A word-for-word repetition of all the entries is needed.
[Working data Boundary: Start]
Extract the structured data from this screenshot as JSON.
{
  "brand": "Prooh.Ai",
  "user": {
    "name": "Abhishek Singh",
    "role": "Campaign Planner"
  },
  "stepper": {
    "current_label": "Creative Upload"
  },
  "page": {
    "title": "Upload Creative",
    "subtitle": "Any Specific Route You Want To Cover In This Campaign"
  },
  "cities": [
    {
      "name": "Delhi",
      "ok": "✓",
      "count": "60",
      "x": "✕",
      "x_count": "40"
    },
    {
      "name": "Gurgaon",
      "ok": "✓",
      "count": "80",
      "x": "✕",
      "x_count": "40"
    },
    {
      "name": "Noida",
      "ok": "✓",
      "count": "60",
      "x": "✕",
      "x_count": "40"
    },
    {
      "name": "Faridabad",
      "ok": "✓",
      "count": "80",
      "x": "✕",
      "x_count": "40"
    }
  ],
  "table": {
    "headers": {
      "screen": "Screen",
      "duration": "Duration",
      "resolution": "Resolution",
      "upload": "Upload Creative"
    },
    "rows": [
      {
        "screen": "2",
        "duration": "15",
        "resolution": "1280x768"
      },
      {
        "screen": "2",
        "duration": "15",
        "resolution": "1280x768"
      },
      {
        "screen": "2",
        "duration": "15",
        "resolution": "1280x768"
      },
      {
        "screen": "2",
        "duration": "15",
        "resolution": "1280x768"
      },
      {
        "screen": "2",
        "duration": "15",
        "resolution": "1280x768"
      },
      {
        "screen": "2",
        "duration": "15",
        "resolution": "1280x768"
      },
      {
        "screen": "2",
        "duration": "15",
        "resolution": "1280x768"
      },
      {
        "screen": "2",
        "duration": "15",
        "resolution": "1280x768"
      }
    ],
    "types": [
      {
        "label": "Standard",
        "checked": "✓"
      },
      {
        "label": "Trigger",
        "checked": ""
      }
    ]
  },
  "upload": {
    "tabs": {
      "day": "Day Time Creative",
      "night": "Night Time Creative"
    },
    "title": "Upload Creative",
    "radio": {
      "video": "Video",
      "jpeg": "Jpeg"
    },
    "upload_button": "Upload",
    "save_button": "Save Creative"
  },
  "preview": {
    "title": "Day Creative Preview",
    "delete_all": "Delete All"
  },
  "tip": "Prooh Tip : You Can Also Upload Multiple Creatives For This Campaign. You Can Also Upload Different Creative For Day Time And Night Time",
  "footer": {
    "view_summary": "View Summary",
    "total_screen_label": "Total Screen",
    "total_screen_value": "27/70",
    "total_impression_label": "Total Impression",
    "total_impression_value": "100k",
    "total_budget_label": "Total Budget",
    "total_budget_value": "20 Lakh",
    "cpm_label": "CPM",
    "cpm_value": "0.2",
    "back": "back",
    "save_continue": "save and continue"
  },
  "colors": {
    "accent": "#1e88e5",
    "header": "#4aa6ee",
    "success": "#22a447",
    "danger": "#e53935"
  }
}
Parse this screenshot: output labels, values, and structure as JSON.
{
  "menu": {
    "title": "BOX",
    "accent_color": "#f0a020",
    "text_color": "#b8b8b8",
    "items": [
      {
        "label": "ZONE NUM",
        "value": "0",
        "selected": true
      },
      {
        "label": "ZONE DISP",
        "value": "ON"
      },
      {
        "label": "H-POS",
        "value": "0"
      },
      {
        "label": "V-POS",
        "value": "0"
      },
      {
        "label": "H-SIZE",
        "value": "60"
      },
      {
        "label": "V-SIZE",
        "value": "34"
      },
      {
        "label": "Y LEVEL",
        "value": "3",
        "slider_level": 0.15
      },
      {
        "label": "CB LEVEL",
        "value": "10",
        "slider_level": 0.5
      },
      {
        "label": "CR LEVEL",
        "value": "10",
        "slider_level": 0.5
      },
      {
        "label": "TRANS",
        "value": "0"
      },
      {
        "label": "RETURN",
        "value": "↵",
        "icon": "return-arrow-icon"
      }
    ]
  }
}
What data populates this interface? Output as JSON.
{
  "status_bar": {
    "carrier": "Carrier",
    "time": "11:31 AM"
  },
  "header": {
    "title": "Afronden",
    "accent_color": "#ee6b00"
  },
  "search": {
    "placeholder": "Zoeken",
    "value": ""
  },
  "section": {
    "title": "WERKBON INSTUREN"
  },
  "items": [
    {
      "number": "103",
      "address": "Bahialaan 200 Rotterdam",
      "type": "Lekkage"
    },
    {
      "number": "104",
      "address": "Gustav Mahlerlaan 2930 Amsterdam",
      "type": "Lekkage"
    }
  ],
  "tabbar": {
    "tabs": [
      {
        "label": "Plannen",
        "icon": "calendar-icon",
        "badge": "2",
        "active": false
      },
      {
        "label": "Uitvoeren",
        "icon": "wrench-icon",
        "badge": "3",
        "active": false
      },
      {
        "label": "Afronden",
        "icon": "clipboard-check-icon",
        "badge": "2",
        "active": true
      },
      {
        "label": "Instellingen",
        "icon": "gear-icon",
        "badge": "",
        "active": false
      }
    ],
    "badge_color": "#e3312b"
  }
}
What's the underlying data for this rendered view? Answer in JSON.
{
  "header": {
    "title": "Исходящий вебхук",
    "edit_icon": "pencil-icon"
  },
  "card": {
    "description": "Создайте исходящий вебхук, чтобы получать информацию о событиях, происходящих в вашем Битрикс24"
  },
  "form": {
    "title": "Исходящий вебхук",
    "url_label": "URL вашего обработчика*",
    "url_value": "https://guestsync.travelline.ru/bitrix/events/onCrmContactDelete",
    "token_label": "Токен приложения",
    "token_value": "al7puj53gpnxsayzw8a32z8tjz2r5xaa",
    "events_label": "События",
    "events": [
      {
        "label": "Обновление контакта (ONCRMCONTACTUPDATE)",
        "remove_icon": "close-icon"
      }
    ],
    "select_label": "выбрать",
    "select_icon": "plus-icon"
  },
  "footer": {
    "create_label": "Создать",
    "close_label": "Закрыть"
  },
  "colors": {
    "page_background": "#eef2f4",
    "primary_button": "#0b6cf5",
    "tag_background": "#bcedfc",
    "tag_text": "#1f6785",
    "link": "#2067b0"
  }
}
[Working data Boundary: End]
• [Solution for this problem]
Extract the structured data from this screenshot as JSON.
{
  "brand": "Prooh.Ai",
  "user": {
    "name": "Abhishek Singh",
    "role": "Campaign Planner"
  },
  "stepper": {
    "current_label": "Creative Upload"
  },
  "page": {
    "title": "Upload Creative",
    "subtitle": "Any Specific Route You Want To Cover In This Campaign"
  },
  "cities": [
    {
      "name": "Delhi",
      "ok": "✓",
      "count": "60",
      "x": "✕",
      "x_count": "40"
    },
    {
      "name": "Gurgaon",
      "ok": "✓",
      "count": "80",
      "x": "✕",
      "x_count": "40"
    },
    {
      "name": "Noida",
      "ok": "✓",
      "count": "60",
      "x": "✕",
      "x_count": "40"
    },
    {
      "name": "Faridabad",
      "ok": "✓",
      "count": "80",
      "x": "✕",
      "x_count": "40"
    }
  ],
  "table": {
    "headers": {
      "screen": "Screen",
      "duration": "Duration",
      "resolution": "Resolution",
      "upload": "Upload Creative"
    },
    "rows": [
      {
        "screen": "2",
        "duration": "15",
        "resolution": "1280x768"
      },
      {
        "screen": "2",
        "duration": "15",
        "resolution": "1280x768"
      },
      {
        "screen": "2",
        "duration": "15",
        "resolution": "1280x768"
      },
      {
        "screen": "2",
        "duration": "15",
        "resolution": "1280x768"
      },
      {
        "screen": "2",
        "duration": "15",
        "resolution": "1280x768"
      },
      {
        "screen": "2",
        "duration": "15",
        "resolution": "1280x768"
      },
      {
        "screen": "2",
        "duration": "15",
        "resolution": "1280x768"
      },
      {
        "screen": "2",
        "duration": "15",
        "resolution": "1280x768"
      }
    ],
    "types": [
      {
        "label": "Standard",
        "checked": "✓"
      },
      {
        "label": "Trigger",
        "checked": ""
      }
    ]
  },
  "upload": {
    "tabs": {
      "day": "Day Time Creative",
      "night": "Night Time Creative"
    },
    "title": "Upload Creative",
    "radio": {
      "video": "Video",
      "jpeg": "Jpeg"
    },
    "upload_button": "Upload",
    "save_button": "Save Creative"
  },
  "preview": {
    "title": "Day Creative Preview",
    "delete_all": "Delete All"
  },
  "tip": "Prooh Tip : You Can Also Upload Multiple Creatives For This Campaign. You Can Also Upload Different Creative For Day Time And Night Time",
  "footer": {
    "view_summary": "View Summary",
    "total_screen_label": "Total Screen",
    "total_screen_value": "27/70",
    "total_impression_label": "Total Impression",
    "total_impression_value": "100k",
    "total_budget_label": "Total Budget",
    "total_budget_value": "20 Lakh",
    "cpm_label": "CPM",
    "cpm_value": "0.2",
    "back": "back",
    "save_continue": "save and continue"
  },
  "colors": {
    "accent": "#1e88e5",
    "header": "#4aa6ee",
    "success": "#22a447",
    "danger": "#e53935"
  }
}
Parse this screenshot: output labels, values, and structure as JSON.
{
  "menu": {
    "title": "BOX",
    "accent_color": "#f0a020",
    "text_color": "#b8b8b8",
    "items": [
      {
        "label": "ZONE NUM",
        "value": "0",
        "selected": true
      },
      {
        "label": "ZONE DISP",
        "value": "ON"
      },
      {
        "label": "H-POS",
        "value": "0"
      },
      {
        "label": "V-POS",
        "value": "0"
      },
      {
        "label": "H-SIZE",
        "value": "60"
      },
      {
        "label": "V-SIZE",
        "value": "34"
      },
      {
        "label": "Y LEVEL",
        "value": "3",
        "slider_level": 0.15
      },
      {
        "label": "CB LEVEL",
        "value": "10",
        "slider_level": 0.5
      },
      {
        "label": "CR LEVEL",
        "value": "10",
        "slider_level": 0.5
      },
      {
        "label": "TRANS",
        "value": "0"
      },
      {
        "label": "RETURN",
        "value": "↵",
        "icon": "return-arrow-icon"
      }
    ]
  }
}
What data populates this interface? Output as JSON.
{
  "status_bar": {
    "carrier": "Carrier",
    "time": "11:31 AM"
  },
  "header": {
    "title": "Afronden",
    "accent_color": "#ee6b00"
  },
  "search": {
    "placeholder": "Zoeken",
    "value": ""
  },
  "section": {
    "title": "WERKBON INSTUREN"
  },
  "items": [
    {
      "number": "103",
      "address": "Bahialaan 200 Rotterdam",
      "type": "Lekkage"
    },
    {
      "number": "104",
      "address": "Gustav Mahlerlaan 2930 Amsterdam",
      "type": "Lekkage"
    }
  ],
  "tabbar": {
    "tabs": [
      {
        "label": "Plannen",
        "icon": "calendar-icon",
        "badge": "2",
        "active": false
      },
      {
        "label": "Uitvoeren",
        "icon": "wrench-icon",
        "badge": "3",
        "active": false
      },
      {
        "label": "Afronden",
        "icon": "clipboard-check-icon",
        "badge": "2",
        "active": true
      },
      {
        "label": "Instellingen",
        "icon": "gear-icon",
        "badge": "",
        "active": false
      }
    ],
    "badge_color": "#e3312b"
  }
}
What's the underlying data for this rendered view? Answer in JSON.
{
  "header": {
    "title": "Исходящий вебхук",
    "edit_icon": "pencil-icon"
  },
  "card": {
    "description": "Создайте исходящий вебхук, чтобы получать информацию о событиях, происходящих в вашем Битрикс24"
  },
  "form": {
    "title": "Исходящий вебхук",
    "url_label": "URL вашего обработчика*",
    "url_value": "https://guestsync.travelline.ru/bitrix/events/onCrmContactDelete",
    "token_label": "Токен приложения",
    "token_value": "al7puj53gpnxsayzw8a32z8tjz2r5xaa",
    "events_label": "События",
    "events": [
      {
        "label": "Обновление контакта (ONCRMCONTACTUPDATE)",
        "remove_icon": "close-icon"
      }
    ],
    "select_label": "выбрать",
    "select_icon": "plus-icon"
  },
  "footer": {
    "create_label": "Создать",
    "close_label": "Закрыть"
  },
  "colors": {
    "page_background": "#eef2f4",
    "primary_button": "#0b6cf5",
    "tag_background": "#bcedfc",
    "tag_text": "#1f6785",
    "link": "#2067b0"
  }
}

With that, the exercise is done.